Unfortun-ately, mum and her sister ordered the very same thing - soup to start and then a ham salad for main.
That said, I come from a family of proud soup connoisseurs, so them agreeing the carrot and coriander soup was one of the best they had ever had was not something they would have said lightly.
Served with a generous wedge of rustic bread, it was extremely tasty and moreish, and, as we move towards winter, it’s great to know there’s a excellent bowl of soup being served for just £2.95.
My dish, a large plate of mixed pakora, was easily big enough for two.
The chicken was excellent and the vegetable version was large and tasty. The pakora was accompanied by a small salad and cool mint dip, but I stopped short of finishing it, as I was excited about my main.
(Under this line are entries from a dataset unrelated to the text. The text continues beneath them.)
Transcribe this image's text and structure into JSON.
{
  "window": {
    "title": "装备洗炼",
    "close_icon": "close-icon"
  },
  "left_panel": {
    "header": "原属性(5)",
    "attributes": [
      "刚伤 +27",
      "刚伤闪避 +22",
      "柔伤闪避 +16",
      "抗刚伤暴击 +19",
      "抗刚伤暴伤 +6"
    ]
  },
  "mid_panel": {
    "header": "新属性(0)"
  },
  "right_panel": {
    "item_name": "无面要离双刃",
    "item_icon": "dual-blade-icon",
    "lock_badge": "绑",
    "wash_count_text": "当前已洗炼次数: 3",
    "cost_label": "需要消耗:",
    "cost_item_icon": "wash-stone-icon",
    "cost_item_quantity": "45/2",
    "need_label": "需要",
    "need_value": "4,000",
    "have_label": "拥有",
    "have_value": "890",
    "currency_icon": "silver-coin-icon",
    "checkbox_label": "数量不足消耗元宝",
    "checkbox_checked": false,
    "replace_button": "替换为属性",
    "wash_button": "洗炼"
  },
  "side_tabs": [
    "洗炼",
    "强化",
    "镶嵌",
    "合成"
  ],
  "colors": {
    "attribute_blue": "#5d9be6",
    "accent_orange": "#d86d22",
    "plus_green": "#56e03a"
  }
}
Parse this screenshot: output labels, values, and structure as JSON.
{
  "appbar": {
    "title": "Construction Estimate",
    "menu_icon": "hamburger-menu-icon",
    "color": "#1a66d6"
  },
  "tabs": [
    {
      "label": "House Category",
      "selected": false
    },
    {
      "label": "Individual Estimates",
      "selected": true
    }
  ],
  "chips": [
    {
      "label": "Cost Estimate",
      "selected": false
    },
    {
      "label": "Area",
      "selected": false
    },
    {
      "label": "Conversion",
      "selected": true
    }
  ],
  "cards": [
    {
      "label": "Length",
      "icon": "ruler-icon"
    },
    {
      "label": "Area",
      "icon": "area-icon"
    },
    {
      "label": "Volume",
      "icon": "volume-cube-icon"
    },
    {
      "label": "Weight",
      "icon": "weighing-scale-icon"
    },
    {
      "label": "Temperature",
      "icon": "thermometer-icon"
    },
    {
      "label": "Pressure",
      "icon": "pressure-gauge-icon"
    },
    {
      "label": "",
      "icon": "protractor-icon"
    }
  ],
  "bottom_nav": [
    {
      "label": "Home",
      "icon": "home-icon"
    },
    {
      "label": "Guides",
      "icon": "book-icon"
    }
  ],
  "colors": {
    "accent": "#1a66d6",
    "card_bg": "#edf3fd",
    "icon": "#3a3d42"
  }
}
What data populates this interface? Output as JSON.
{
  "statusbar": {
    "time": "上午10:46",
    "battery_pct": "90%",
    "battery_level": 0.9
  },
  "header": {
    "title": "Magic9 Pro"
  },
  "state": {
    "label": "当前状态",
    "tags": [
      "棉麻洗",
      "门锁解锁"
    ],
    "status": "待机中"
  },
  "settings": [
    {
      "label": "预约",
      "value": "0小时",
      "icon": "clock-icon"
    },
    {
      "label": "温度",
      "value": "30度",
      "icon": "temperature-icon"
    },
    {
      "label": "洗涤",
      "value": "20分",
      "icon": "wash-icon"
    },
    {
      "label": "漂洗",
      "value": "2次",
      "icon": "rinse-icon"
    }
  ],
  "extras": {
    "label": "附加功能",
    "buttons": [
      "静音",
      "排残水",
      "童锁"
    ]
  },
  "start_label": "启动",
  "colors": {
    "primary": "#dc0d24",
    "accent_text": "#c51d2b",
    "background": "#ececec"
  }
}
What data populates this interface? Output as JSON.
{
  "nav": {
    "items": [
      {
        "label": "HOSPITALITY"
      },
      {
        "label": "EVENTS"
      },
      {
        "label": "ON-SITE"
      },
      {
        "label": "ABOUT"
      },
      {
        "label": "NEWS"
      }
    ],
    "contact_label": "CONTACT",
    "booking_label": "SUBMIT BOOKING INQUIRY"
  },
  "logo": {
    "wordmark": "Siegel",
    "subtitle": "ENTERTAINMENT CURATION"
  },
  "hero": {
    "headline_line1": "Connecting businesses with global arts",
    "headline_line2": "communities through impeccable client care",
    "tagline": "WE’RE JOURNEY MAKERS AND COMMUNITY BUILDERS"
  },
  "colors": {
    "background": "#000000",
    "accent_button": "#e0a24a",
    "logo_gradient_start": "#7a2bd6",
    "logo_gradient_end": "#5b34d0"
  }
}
Served on pickled red cabbage with creamy colcannon, my pan-seared gressingham duck breast was delicious.
The meat was excellent, with the right amount of seasoning, and the overall blend of flavours on the £12.95 plate was lip-smackingly satisfying.
That dish I did finish.
Across the table, my two very happy fellow diners took on a large and beautiful salad.
The quantity of ham alone was a welcome surprise, and the plate was heavy with mixed salad leaves and piled high with cucumber, tomatoes, egg, dressing, coleslaw and potato salad.
And despite the size of the portion, my relatives, normally famous for having squirrel-like appetites, surprised themselves at how much they ate, delighted with the quality and taste.
People were clearly comfortable bringing their children, and there’s plenty on offer for young and old.
My wee one was more than satisfied with her juicy sausages and chips, and delighted with a little gravy boat which was perfect for dipping.
Speaking of value for money, the Coachman also offers a pleasant white, rose or red wine for £8.50 a bottle, something I’ve not seen anywhere else for a long time.
Overall, it was an excellent meal, enjoyed in a spacious and homely dining area with good service.
But I do confess, I regret that one of us didn’t sample the Coachman’s “famous steak pie” so yes, I will be back to test that statement too.